So let’s look for a moment at those important theological themes.
Firstly, Jesus ascends to continue his work on earth. Luke’s second book is about the acts of the risen Lord Jesus, which he goes on to do through his people via the Holy Spirit. Jesus doesn’t now go out of the picture. He is present with the apostles and the early Church to continue its mission.
Secondly, Jesus’ return to Heaven enables him to send the Holy Spirit. Jesus promises to send the Spirit, but only after he has gone away. You may recall in John’s Gospel as Jesus gives his final teachings before his arrest, that he said he will send another Counsellor ‘who will teach you all things and will remind you of everything I have said’ – he also says that it is for your good that I am going away. ‘Unless I go away , the Counsellor will not come to you. But if I go, I will send him to you’ says Jesus.
So Jesus’ mission continues through the disciples and the Holy Spirit.
Thirdly, the ascension brings about Jesus’ heavenly enthronement as King. As we say in the Creed, he ascended into heaven and sits at the right hand of God the Father Almighty. The book of Revelation speaks of Jesus reigning at God’s right hand, and the book of Philippians states ‘that at the name of Jesus every knee should bow, in heaven and on earth and under the earth, and every tongue confess that Jesus Christ is Lord’. Not something that would have been possible if Jesus hadn’t ascended.
A fourth point is that the ascension affirms the doctrine of the Trinity, as the Glorified Son takes his rightful place at God’s right hand, and sends the Holy Spirit to the earth. There’s a sense of homecoming, as the Father proudly receives Jesus back, having accomplished his mission.
Jesus tells his disciples ‘I go to prepare a place for you so you might also be where I am’ - so Jesus’ bodily ascension prepares the way for us to ascend too, to take our place with God at some point in the future. I remember asking Rowan Williams’ wife Jane at Theological College, as one of my lecturers, how it worked that Jesus took humanity back into the Godhead, when it wasn’t there before. She politely dodged the question. But in the mystery of our faith, Jesus goes back into heaven also as a human, and so affirms the physical creation and a future physical resurrection.
Fifthly, Jesus ascends to heaven to become our mediator and High Priest. Limited on earth, he is not limited in heaven, and he intercedes for us, able to hear our prayers, able to respond to our needs. You will remember him telling us to pray for things in his name.

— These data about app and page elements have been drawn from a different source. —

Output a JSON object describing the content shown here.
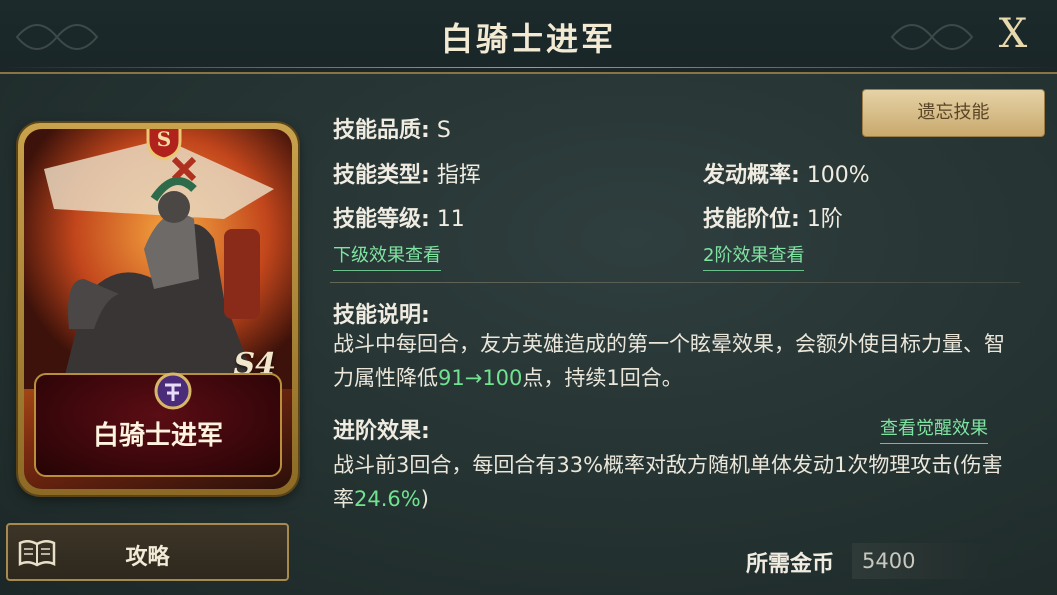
{
  "header": {
    "title": "白骑士进军",
    "close_label": "X"
  },
  "card": {
    "name": "白骑士进军",
    "rank": "S",
    "level_mark": "S4"
  },
  "guide_button": {
    "label": "攻略"
  },
  "skill": {
    "quality_label": "技能品质:",
    "quality_value": "S",
    "type_label": "技能类型:",
    "type_value": "指挥",
    "level_label": "技能等级:",
    "level_value": "11",
    "rate_label": "发动概率:",
    "rate_value": "100%",
    "tier_label": "技能阶位:",
    "tier_value": "1阶",
    "next_level_link": "下级效果查看",
    "tier2_link": "2阶效果查看",
    "forget_button": "遗忘技能"
  },
  "description": {
    "label": "技能说明:",
    "text_part1": "战斗中每回合，友方英雄造成的第一个眩晕效果，会额外使目标力量、智力属性降低",
    "highlight": "91→100",
    "text_part2": "点，持续1回合。"
  },
  "advanced": {
    "label": "进阶效果:",
    "awaken_link": "查看觉醒效果",
    "text_part1": "战斗前3回合，每回合有33%概率对敌方随机单体发动1次物理攻击(伤害率",
    "highlight": "24.6%",
    "text_part2": ")"
  },
  "cost": {
    "label": "所需金币",
    "value": "5400"
  },
  "colors": {
    "accent_green": "#6fe38f",
    "gold": "#c8a96d",
    "background": "#243231"
  }
}
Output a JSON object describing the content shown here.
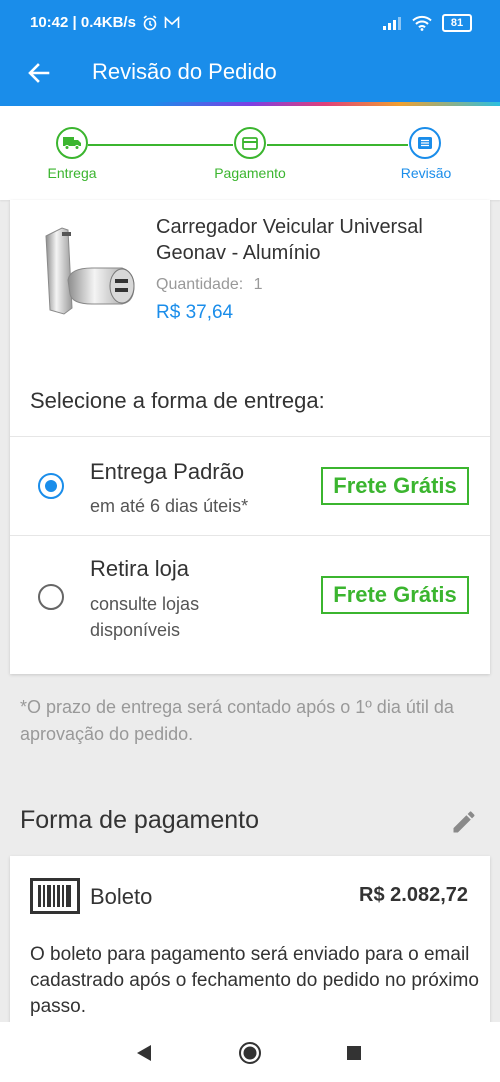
{
  "status_bar": {
    "time_speed": "10:42 | 0.4KB/s",
    "battery": "81"
  },
  "app_bar": {
    "title": "Revisão do Pedido"
  },
  "stepper": {
    "steps": [
      {
        "label": "Entrega",
        "icon": "truck-icon",
        "color": "#3bb52f"
      },
      {
        "label": "Pagamento",
        "icon": "card-icon",
        "color": "#3bb52f"
      },
      {
        "label": "Revisão",
        "icon": "list-icon",
        "color": "#1a8dea"
      }
    ]
  },
  "product": {
    "name": "Carregador Veicular Universal Geonav - Alumínio",
    "quantity_label": "Quantidade:",
    "quantity": "1",
    "price": "R$ 37,64"
  },
  "delivery": {
    "title": "Selecione a forma de entrega:",
    "options": [
      {
        "title": "Entrega Padrão",
        "subtitle": "em até 6 dias úteis*",
        "badge": "Frete Grátis",
        "selected": true
      },
      {
        "title": "Retira loja",
        "subtitle": "consulte lojas disponíveis",
        "badge": "Frete Grátis",
        "selected": false
      }
    ],
    "note": "*O prazo de entrega será contado após o 1º dia útil da aprovação do pedido."
  },
  "payment": {
    "title": "Forma de pagamento",
    "method": "Boleto",
    "amount": "R$ 2.082,72",
    "description": "O boleto para pagamento será enviado para o email cadastrado após o fechamento do pedido no próximo passo."
  },
  "colors": {
    "primary": "#1a8dea",
    "success": "#3bb52f"
  }
}
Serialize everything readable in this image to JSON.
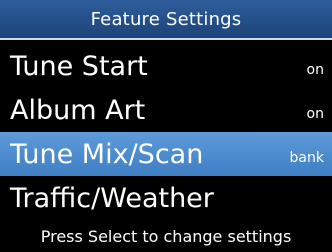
{
  "header": {
    "title": "Feature Settings"
  },
  "menu": {
    "items": [
      {
        "label": "Tune Start",
        "value": "on",
        "selected": false
      },
      {
        "label": "Album Art",
        "value": "on",
        "selected": false
      },
      {
        "label": "Tune Mix/Scan",
        "value": "bank",
        "selected": true
      },
      {
        "label": "Traffic/Weather",
        "value": "",
        "selected": false
      }
    ]
  },
  "footer": {
    "hint": "Press Select to change settings"
  },
  "colors": {
    "header_background": "#2a5692",
    "selected_background": "#4a89cc",
    "screen_background": "#000000",
    "text": "#ffffff"
  }
}
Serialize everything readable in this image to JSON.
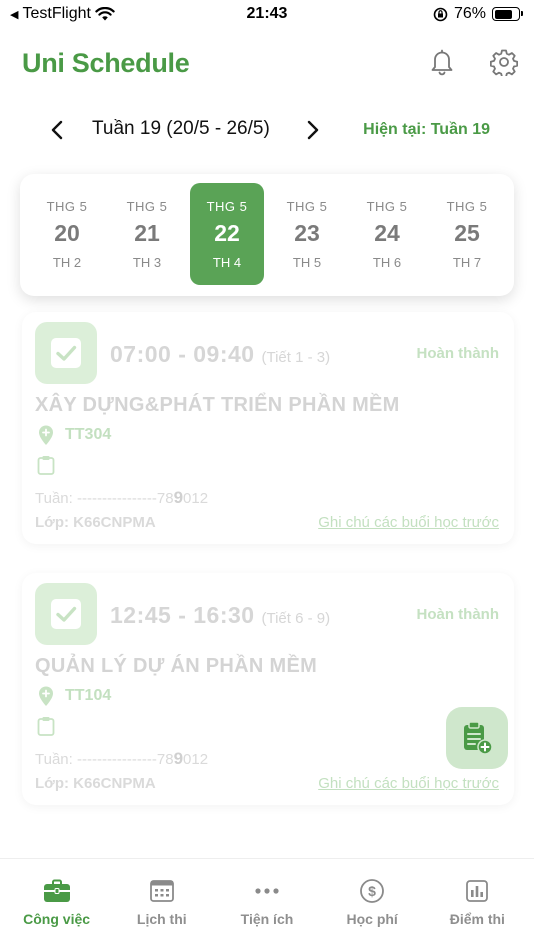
{
  "status_bar": {
    "carrier": "TestFlight",
    "time": "21:43",
    "battery": "76%",
    "battery_level": 0.76
  },
  "header": {
    "title": "Uni Schedule",
    "icons": [
      "bell-icon",
      "gear-icon"
    ]
  },
  "week_nav": {
    "label": "Tuần 19 (20/5 - 26/5)",
    "current": "Hiện tại: Tuần 19"
  },
  "days": [
    {
      "month": "THG 5",
      "date": "20",
      "weekday": "TH 2",
      "active": false
    },
    {
      "month": "THG 5",
      "date": "21",
      "weekday": "TH 3",
      "active": false
    },
    {
      "month": "THG 5",
      "date": "22",
      "weekday": "TH 4",
      "active": true
    },
    {
      "month": "THG 5",
      "date": "23",
      "weekday": "TH 5",
      "active": false
    },
    {
      "month": "THG 5",
      "date": "24",
      "weekday": "TH 6",
      "active": false
    },
    {
      "month": "THG 5",
      "date": "25",
      "weekday": "TH 7",
      "active": false
    }
  ],
  "classes": [
    {
      "time": "07:00 - 09:40",
      "period": "(Tiết 1 - 3)",
      "status": "Hoàn thành",
      "subject": "XÂY DỰNG&PHÁT TRIỂN PHẦN MỀM",
      "room": "TT304",
      "week_prefix": "Tuần: ----------------78",
      "week_highlight": "9",
      "week_suffix": "012",
      "class_code": "Lớp: K66CNPMA",
      "note_link": "Ghi chú các buổi học trước"
    },
    {
      "time": "12:45 - 16:30",
      "period": "(Tiết 6 - 9)",
      "status": "Hoàn thành",
      "subject": "QUẢN LÝ DỰ ÁN PHẦN MỀM",
      "room": "TT104",
      "week_prefix": "Tuần: ----------------78",
      "week_highlight": "9",
      "week_suffix": "012",
      "class_code": "Lớp: K66CNPMA",
      "note_link": "Ghi chú các buổi học trước"
    }
  ],
  "bottom_nav": [
    {
      "label": "Công việc",
      "icon": "briefcase-icon",
      "active": true
    },
    {
      "label": "Lịch thi",
      "icon": "calendar-icon",
      "active": false
    },
    {
      "label": "Tiện ích",
      "icon": "more-icon",
      "active": false
    },
    {
      "label": "Học phí",
      "icon": "dollar-icon",
      "active": false
    },
    {
      "label": "Điểm thi",
      "icon": "chart-icon",
      "active": false
    }
  ],
  "colors": {
    "accent": "#4a9a46",
    "active_day": "#5aa356",
    "faded_green": "#cfe7cc"
  }
}
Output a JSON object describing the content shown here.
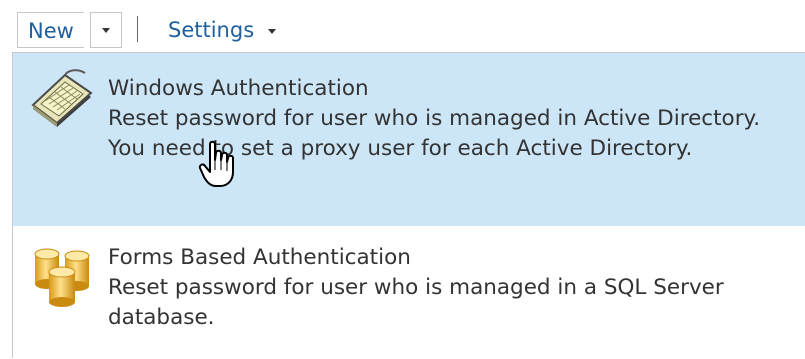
{
  "toolbar": {
    "new_label": "New",
    "settings_label": "Settings"
  },
  "menu": {
    "items": [
      {
        "title": "Windows Authentication",
        "description": "Reset password for user who is managed in Active Directory. You need to set a proxy user for each Active Directory.",
        "icon": "keyboard-icon",
        "highlighted": true
      },
      {
        "title": "Forms Based Authentication",
        "description": "Reset password for user who is managed in a SQL Server database.",
        "icon": "database-icon",
        "highlighted": false
      }
    ]
  },
  "colors": {
    "link": "#1f5f9e",
    "highlight": "#cde6f7",
    "text": "#333333"
  }
}
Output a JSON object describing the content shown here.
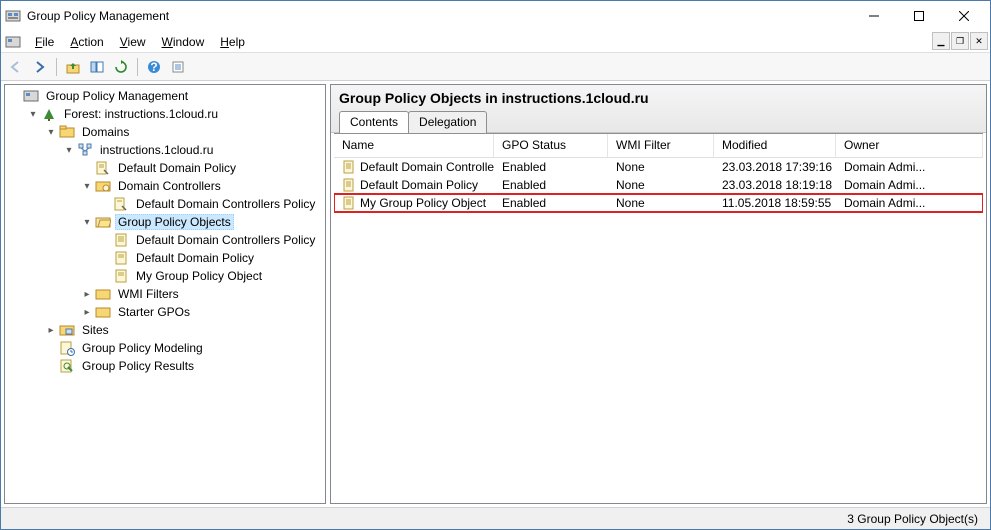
{
  "window": {
    "title": "Group Policy Management"
  },
  "menu": {
    "file": "File",
    "action": "Action",
    "view": "View",
    "window": "Window",
    "help": "Help"
  },
  "tree": {
    "root": "Group Policy Management",
    "forest": "Forest: instructions.1cloud.ru",
    "domains": "Domains",
    "domain": "instructions.1cloud.ru",
    "ddp": "Default Domain Policy",
    "dc": "Domain Controllers",
    "ddcp": "Default Domain Controllers Policy",
    "gpo": "Group Policy Objects",
    "gpo_ddcp": "Default Domain Controllers Policy",
    "gpo_ddp": "Default Domain Policy",
    "gpo_my": "My Group Policy Object",
    "wmi": "WMI Filters",
    "starter": "Starter GPOs",
    "sites": "Sites",
    "modeling": "Group Policy Modeling",
    "results": "Group Policy Results"
  },
  "detail": {
    "heading": "Group Policy Objects in instructions.1cloud.ru",
    "tabs": {
      "contents": "Contents",
      "delegation": "Delegation"
    },
    "columns": {
      "name": "Name",
      "status": "GPO Status",
      "wmi": "WMI Filter",
      "modified": "Modified",
      "owner": "Owner"
    },
    "rows": [
      {
        "name": "Default Domain Controller...",
        "status": "Enabled",
        "wmi": "None",
        "modified": "23.03.2018 17:39:16",
        "owner": "Domain Admi...",
        "highlight": false
      },
      {
        "name": "Default Domain Policy",
        "status": "Enabled",
        "wmi": "None",
        "modified": "23.03.2018 18:19:18",
        "owner": "Domain Admi...",
        "highlight": false
      },
      {
        "name": "My Group Policy Object",
        "status": "Enabled",
        "wmi": "None",
        "modified": "11.05.2018 18:59:55",
        "owner": "Domain Admi...",
        "highlight": true
      }
    ]
  },
  "status": {
    "text": "3 Group Policy Object(s)"
  }
}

Again, the ascension makes this possible.
And finally, as the ascended Lord he will one day return as King and Judge. To those early disciples this return of Christ was imminent, although as time went by, the Church became more established and earthed, as the urgency of the Second Coming receeded. But we are one day to expect him back, in the same way it says as he left – which has led to all sorts of End Time ideas as to how Jesus will return and what the signs of his return might be.
So although there are less of us gathered this evening than on Easter day, and although the Ascension may be something that is rather overlooked or downplayed by Christians, it is actually a cornerstone belief, as the earthly Jesus takes his place as the Cosmic Christ, ruling over all things, sending the Holy Spirit, interceding for us, preparing a place for us, promising one day to return, and completing that earthly journey that began at the incarnation and ends having saved the world. Amen.